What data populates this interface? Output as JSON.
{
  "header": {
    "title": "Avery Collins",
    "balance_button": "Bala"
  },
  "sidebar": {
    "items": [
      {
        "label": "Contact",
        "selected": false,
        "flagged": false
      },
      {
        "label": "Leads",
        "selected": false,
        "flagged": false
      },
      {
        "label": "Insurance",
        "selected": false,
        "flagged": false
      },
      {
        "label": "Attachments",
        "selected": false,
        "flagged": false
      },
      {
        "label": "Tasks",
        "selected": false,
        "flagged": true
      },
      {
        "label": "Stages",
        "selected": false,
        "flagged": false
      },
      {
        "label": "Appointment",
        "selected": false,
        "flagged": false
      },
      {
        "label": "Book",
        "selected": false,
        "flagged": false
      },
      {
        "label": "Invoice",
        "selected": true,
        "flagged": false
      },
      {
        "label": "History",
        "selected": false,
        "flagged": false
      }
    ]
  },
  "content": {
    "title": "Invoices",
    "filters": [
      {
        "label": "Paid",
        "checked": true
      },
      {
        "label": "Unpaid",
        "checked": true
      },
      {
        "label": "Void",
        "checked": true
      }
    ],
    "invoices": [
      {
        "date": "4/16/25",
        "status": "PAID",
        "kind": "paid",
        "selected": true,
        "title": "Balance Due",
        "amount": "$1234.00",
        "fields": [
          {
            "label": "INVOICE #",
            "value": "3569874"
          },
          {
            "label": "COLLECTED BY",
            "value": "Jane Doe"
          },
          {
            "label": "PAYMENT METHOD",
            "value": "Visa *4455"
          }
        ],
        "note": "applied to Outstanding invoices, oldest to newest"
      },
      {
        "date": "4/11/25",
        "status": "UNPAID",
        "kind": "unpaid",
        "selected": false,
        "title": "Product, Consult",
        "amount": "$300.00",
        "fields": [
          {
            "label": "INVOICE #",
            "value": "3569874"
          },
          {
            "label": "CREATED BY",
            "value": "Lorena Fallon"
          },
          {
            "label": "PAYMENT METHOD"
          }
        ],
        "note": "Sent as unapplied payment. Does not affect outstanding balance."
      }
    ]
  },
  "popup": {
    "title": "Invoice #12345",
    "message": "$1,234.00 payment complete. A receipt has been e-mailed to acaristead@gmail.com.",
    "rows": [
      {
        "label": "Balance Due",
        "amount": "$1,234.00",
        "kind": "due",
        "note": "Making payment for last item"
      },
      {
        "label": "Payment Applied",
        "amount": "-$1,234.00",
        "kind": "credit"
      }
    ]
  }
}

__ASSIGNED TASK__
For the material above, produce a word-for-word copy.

__EXERCISE SOLUTION__
What data populates this interface? Output as JSON.
{
  "header": {
    "title": "Avery Collins",
    "balance_button": "Bala"
  },
  "sidebar": {
    "items": [
      {
        "label": "Contact",
        "selected": false,
        "flagged": false
      },
      {
        "label": "Leads",
        "selected": false,
        "flagged": false
      },
      {
        "label": "Insurance",
        "selected": false,
        "flagged": false
      },
      {
        "label": "Attachments",
        "selected": false,
        "flagged": false
      },
      {
        "label": "Tasks",
        "selected": false,
        "flagged": true
      },
      {
        "label": "Stages",
        "selected": false,
        "flagged": false
      },
      {
        "label": "Appointment",
        "selected": false,
        "flagged": false
      },
      {
        "label": "Book",
        "selected": false,
        "flagged": false
      },
      {
        "label": "Invoice",
        "selected": true,
        "flagged": false
      },
      {
        "label": "History",
        "selected": false,
        "flagged": false
      }
    ]
  },
  "content": {
    "title": "Invoices",
    "filters": [
      {
        "label": "Paid",
        "checked": true
      },
      {
        "label": "Unpaid",
        "checked": true
      },
      {
        "label": "Void",
        "checked": true
      }
    ],
    "invoices": [
      {
        "date": "4/16/25",
        "status": "PAID",
        "kind": "paid",
        "selected": true,
        "title": "Balance Due",
        "amount": "$1234.00",
        "fields": [
          {
            "label": "INVOICE #",
            "value": "3569874"
          },
          {
            "label": "COLLECTED BY",
            "value": "Jane Doe"
          },
          {
            "label": "PAYMENT METHOD",
            "value": "Visa *4455"
          }
        ],
        "note": "applied to Outstanding invoices, oldest to newest"
      },
      {
        "date": "4/11/25",
        "status": "UNPAID",
        "kind": "unpaid",
        "selected": false,
        "title": "Product, Consult",
        "amount": "$300.00",
        "fields": [
          {
            "label": "INVOICE #",
            "value": "3569874"
          },
          {
            "label": "CREATED BY",
            "value": "Lorena Fallon"
          },
          {
            "label": "PAYMENT METHOD"
          }
        ],
        "note": "Sent as unapplied payment. Does not affect outstanding balance."
      }
    ]
  },
  "popup": {
    "title": "Invoice #12345",
    "message": "$1,234.00 payment complete. A receipt has been e-mailed to acaristead@gmail.com.",
    "rows": [
      {
        "label": "Balance Due",
        "amount": "$1,234.00",
        "kind": "due",
        "note": "Making payment for last item"
      },
      {
        "label": "Payment Applied",
        "amount": "-$1,234.00",
        "kind": "credit"
      }
    ]
  }
}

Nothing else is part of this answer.